What lines of the data below include the word "this"? Report them by copying each.

Records from a data source
====
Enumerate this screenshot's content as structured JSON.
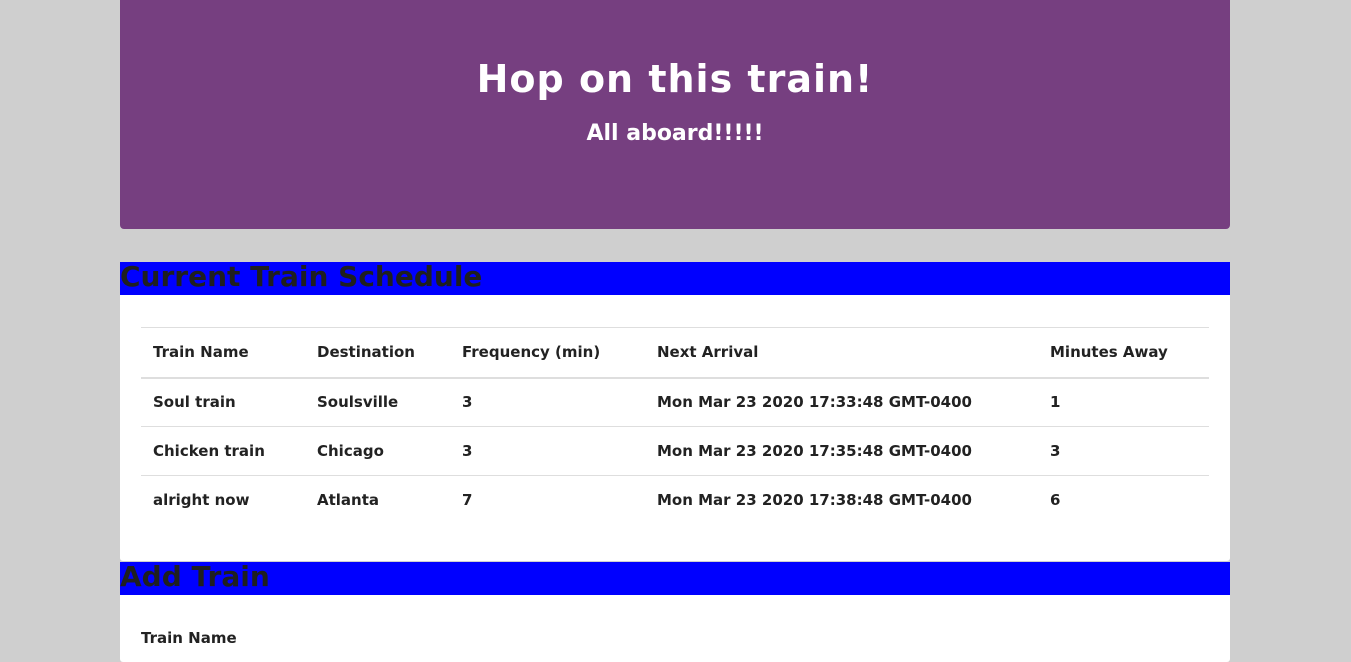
{
  "header": {
    "title": "Hop on this train!",
    "subtitle": "All aboard!!!!!"
  },
  "schedule": {
    "heading": "Current Train Schedule",
    "columns": [
      "Train Name",
      "Destination",
      "Frequency (min)",
      "Next Arrival",
      "Minutes Away"
    ],
    "rows": [
      [
        "Soul train",
        "Soulsville",
        "3",
        "Mon Mar 23 2020 17:33:48 GMT-0400",
        "1"
      ],
      [
        "Chicken train",
        "Chicago",
        "3",
        "Mon Mar 23 2020 17:35:48 GMT-0400",
        "3"
      ],
      [
        "alright now",
        "Atlanta",
        "7",
        "Mon Mar 23 2020 17:38:48 GMT-0400",
        "6"
      ]
    ]
  },
  "add_train": {
    "heading": "Add Train",
    "name_label": "Train Name"
  },
  "colors": {
    "jumbotron": "#763f80",
    "card_header": "#0000ff",
    "page_background": "#cfcfcf"
  }
}
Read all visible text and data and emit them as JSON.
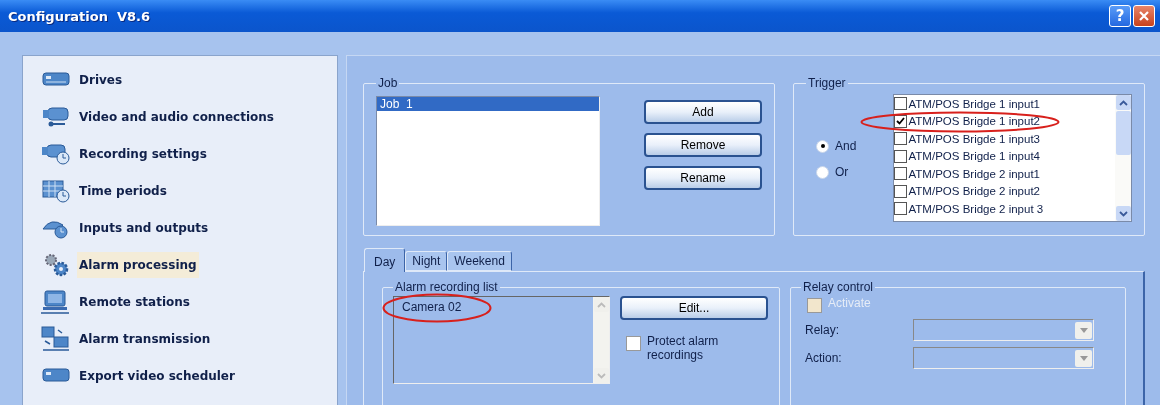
{
  "window": {
    "title": "Configuration  V8.6",
    "title_buttons": [
      "?"
    ]
  },
  "sidebar": {
    "items": [
      {
        "label": "Drives",
        "selected": false
      },
      {
        "label": "Video and audio connections",
        "selected": false
      },
      {
        "label": "Recording settings",
        "selected": false
      },
      {
        "label": "Time periods",
        "selected": false
      },
      {
        "label": "Inputs and outputs",
        "selected": false
      },
      {
        "label": "Alarm processing",
        "selected": true
      },
      {
        "label": "Remote stations",
        "selected": false
      },
      {
        "label": "Alarm transmission",
        "selected": false
      },
      {
        "label": "Export video scheduler",
        "selected": false
      }
    ]
  },
  "job": {
    "title": "Job",
    "items": [
      {
        "label": "Job  1",
        "selected": true
      }
    ],
    "buttons": [
      "Add",
      "Remove",
      "Rename"
    ]
  },
  "trigger": {
    "title": "Trigger",
    "modes": [
      {
        "label": "And",
        "selected": true
      },
      {
        "label": "Or",
        "selected": false
      }
    ],
    "inputs": [
      {
        "label": "ATM/POS Bridge 1 input1",
        "checked": false,
        "circled": false
      },
      {
        "label": "ATM/POS Brigde 1 input2",
        "checked": true,
        "circled": true
      },
      {
        "label": "ATM/POS Brigde 1 input3",
        "checked": false,
        "circled": false
      },
      {
        "label": "ATM/POS Brigde 1 input4",
        "checked": false,
        "circled": false
      },
      {
        "label": "ATM/POS Bridge 2 input1",
        "checked": false,
        "circled": false
      },
      {
        "label": "ATM/POS Bridge 2 input2",
        "checked": false,
        "circled": false
      },
      {
        "label": "ATM/POS Bridge 2 input 3",
        "checked": false,
        "circled": false
      }
    ]
  },
  "tabs": [
    {
      "label": "Day",
      "selected": true
    },
    {
      "label": "Night",
      "selected": false
    },
    {
      "label": "Weekend",
      "selected": false
    }
  ],
  "alarm_recording_list": {
    "title": "Alarm recording list",
    "items": [
      {
        "label": "Camera 02",
        "circled": true
      }
    ],
    "edit_button": "Edit...",
    "protect": {
      "label": "Protect alarm recordings",
      "checked": false
    }
  },
  "relay_control": {
    "title": "Relay control",
    "activate": {
      "label": "Activate",
      "checked": false,
      "disabled": true
    },
    "fields": [
      {
        "label": "Relay:",
        "disabled": true
      },
      {
        "label": "Action:",
        "disabled": true
      }
    ]
  }
}
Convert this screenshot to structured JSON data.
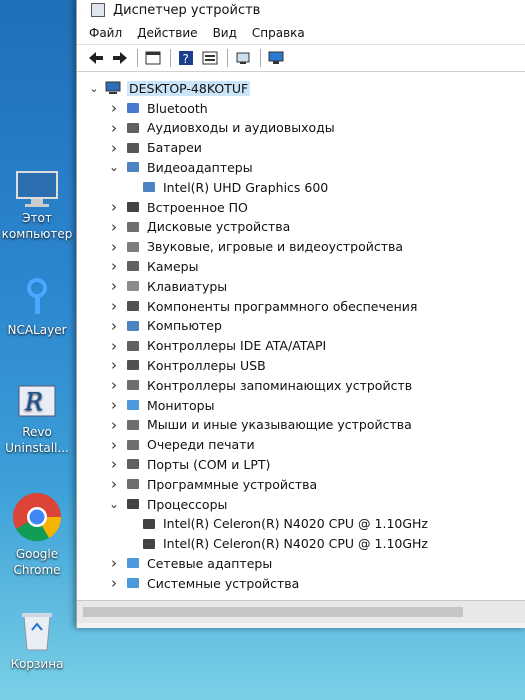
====
Response
Enumerate this screenshot's content as structured JSON.
    "title": "Hop on this train!",
Convert this screenshot to structured JSON data.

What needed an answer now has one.